▶ **Prompt**: Do any lines in the data below contain "Reactive"? If so, copy every one of them.

▶ **Task inputs**:
--------------------------------

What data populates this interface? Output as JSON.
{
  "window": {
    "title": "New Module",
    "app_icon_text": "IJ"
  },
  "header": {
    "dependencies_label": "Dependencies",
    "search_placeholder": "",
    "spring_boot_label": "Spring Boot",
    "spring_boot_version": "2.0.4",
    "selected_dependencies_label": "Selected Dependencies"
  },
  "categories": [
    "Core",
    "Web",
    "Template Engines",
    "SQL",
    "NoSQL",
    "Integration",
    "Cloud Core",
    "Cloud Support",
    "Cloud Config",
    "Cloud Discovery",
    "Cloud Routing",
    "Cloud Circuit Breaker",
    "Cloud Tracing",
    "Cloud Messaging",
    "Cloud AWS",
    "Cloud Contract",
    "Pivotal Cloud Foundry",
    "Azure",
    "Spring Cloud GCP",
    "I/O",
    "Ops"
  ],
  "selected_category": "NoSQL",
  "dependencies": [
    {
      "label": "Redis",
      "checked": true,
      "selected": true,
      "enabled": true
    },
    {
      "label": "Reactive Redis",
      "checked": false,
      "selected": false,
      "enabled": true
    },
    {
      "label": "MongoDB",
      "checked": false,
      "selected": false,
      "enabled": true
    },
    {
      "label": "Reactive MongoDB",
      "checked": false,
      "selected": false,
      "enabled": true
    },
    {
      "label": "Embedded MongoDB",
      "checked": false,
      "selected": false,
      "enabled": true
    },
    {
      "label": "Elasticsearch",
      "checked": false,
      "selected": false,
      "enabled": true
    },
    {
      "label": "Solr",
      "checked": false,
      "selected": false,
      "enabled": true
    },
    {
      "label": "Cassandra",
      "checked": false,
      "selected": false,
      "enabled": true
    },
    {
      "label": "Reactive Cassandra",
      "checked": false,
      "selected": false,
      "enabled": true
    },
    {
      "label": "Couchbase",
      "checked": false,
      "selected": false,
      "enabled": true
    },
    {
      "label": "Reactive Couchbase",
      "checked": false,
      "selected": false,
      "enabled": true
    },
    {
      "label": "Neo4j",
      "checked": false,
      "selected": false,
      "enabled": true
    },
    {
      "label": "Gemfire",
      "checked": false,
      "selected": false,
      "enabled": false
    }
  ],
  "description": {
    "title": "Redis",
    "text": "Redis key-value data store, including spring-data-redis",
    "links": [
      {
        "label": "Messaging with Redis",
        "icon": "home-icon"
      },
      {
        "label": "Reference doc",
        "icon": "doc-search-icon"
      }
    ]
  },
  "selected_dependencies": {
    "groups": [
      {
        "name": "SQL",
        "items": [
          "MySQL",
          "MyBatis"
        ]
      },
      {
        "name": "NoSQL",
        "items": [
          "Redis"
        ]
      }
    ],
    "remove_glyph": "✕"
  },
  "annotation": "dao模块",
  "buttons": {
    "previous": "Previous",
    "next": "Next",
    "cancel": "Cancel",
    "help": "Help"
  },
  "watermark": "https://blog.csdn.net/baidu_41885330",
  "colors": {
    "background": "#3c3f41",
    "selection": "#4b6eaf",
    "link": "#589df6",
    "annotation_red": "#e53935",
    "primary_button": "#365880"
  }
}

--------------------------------

▶ **The completed task**:
      "label": "Reactive Redis",
      "label": "Reactive MongoDB",
      "label": "Reactive Cassandra",
      "label": "Reactive Couchbase",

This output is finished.